Homeworks: Guardian bundles interiors title with Saturday magazine
Homeworks: Guardian bundles interiors title with Saturday magazine

Homeworks is a perfect bound luxury interior and architecture magazine published by WriteOn UK Ltd, an independent company. The magazine will be included as an insert in the Saturday package.

The second issue of Homeworks for the Guardian will appear on 20 November. From 2011 the magazine is set to appear with the paper on the first Saturday of every month alongside existing Saturday magazines the Guardian Weekend and the Guide.

Homeworks has existed for eight years and has previously been distributed in the Mediterranean, included as part of the Malta Sunday Times package, reaching a circulation of 44,000.

The magazine is gradually being rolled out across the Guardian’s UK market, with the aim of reaching 600,000 readers nationwide by January. Seguir leyendo “Guardian bundles interiors title with Saturday magazine”

Can Neuromarketing Research Increase Sales?

Dr. A. K. Pradeep, Chief Executive Officer of NeuroFocus

Every new product launch, ad campaign or package design takes significant research, time and resources to ensure success, but not every launch is successful. Suffice it to say that guess work plays a part to determine: Will it grab attention? Will it be memorable? Will it engage emotionally? And most importantly, will it drive purchase intent?

Taking the guess work out of the equation prior to launch is a marketer’s dream, which is now a definable reality with quantifiable results. Just recently the notion was put to the test to see if neuroscience could be used to help a magazine sell more copies. And the results were enlightening. Seguir leyendo “Can Neuromarketing Research Increase Sales?”

Guardian to promote content strengths with marketing push

Brand Republic: Connecting advertising, marketing, media & PR

By John Reynolds, marketingmagazine.co.uk

Guardian News & Media (GNM), the publisher of The Guardian and The Observer, is to change its marketing strategy to focus on specific content areas, starting with a film-themed campaign.

Guardian film campaignGuardian film campaign

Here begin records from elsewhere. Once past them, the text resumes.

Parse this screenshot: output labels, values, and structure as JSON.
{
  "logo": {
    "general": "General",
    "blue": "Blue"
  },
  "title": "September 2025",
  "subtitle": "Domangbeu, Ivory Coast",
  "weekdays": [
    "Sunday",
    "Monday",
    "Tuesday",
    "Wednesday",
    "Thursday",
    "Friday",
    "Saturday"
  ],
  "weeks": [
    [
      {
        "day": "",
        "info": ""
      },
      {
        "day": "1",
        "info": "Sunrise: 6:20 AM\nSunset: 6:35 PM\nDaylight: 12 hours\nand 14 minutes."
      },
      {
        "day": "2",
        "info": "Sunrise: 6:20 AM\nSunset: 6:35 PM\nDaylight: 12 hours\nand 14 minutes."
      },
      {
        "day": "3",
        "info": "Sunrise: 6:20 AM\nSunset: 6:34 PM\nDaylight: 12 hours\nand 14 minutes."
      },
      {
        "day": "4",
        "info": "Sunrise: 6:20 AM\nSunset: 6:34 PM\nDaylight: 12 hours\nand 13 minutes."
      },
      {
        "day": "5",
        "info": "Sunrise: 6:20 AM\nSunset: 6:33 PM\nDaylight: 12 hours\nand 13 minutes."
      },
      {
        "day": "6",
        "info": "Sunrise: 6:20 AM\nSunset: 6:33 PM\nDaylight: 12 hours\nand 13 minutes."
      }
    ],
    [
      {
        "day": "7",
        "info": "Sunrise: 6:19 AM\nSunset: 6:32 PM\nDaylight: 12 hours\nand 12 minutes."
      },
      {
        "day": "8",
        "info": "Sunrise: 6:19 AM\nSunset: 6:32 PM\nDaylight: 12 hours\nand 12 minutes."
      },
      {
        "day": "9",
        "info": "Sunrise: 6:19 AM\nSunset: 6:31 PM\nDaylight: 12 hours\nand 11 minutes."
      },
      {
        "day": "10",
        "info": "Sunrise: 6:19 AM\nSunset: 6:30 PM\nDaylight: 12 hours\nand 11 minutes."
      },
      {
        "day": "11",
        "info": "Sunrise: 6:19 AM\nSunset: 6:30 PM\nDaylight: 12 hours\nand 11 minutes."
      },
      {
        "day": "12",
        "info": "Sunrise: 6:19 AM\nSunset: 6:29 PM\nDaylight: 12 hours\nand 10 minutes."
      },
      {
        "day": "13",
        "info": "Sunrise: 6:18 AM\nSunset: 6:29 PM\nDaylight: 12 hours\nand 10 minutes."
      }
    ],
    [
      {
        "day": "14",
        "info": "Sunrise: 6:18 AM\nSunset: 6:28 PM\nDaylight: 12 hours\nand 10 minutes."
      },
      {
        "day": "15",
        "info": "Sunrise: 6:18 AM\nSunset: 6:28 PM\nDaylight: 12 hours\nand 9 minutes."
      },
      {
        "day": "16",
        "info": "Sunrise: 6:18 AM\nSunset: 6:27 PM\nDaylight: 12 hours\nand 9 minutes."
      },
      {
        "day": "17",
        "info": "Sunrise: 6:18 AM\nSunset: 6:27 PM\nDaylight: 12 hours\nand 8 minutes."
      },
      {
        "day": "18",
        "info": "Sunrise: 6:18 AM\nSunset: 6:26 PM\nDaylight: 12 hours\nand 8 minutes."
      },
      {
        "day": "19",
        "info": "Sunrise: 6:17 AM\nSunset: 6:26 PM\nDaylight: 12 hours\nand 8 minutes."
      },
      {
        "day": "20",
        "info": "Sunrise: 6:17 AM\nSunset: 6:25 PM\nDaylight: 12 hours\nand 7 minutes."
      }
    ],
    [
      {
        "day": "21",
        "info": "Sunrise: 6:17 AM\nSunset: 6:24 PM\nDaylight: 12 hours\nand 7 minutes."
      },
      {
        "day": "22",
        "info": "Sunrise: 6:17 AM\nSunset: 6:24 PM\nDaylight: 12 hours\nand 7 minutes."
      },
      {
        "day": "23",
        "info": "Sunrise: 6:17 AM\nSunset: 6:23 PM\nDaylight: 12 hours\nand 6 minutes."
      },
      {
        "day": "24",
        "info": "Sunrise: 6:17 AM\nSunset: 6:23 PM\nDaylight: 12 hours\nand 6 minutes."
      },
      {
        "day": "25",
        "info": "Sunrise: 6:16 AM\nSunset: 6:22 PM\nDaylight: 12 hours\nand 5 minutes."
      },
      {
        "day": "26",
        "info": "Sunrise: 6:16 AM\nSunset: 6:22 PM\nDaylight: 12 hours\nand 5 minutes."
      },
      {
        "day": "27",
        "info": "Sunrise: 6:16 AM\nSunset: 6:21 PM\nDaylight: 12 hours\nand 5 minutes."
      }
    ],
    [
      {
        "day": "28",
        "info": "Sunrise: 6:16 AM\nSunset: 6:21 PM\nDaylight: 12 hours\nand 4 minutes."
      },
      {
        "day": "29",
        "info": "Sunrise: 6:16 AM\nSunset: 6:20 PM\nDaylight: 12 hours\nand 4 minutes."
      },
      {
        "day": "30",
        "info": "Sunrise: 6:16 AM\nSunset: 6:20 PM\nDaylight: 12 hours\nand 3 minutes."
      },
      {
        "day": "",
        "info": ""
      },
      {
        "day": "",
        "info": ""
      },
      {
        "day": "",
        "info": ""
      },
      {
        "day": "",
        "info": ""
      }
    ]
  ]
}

This is the first significant shift since the arrival at GNM in April of content sales and marketing director Chris Lawson, previously brand director at Absolute Radio.

Print, radio and digital activity, by Wieden & Kennedy, will run from this Friday until 22 October. Radio ads, voiced by film critic Mark Kermode, will challenge listeners to name as many films as they can in 60 seconds.

The theme will continue in print, with The Observer giving away an Airplane! DVD, and The Guardian listing UK film’s 100 most-powerful people. Seguir leyendo “Guardian to promote content strengths with marketing push”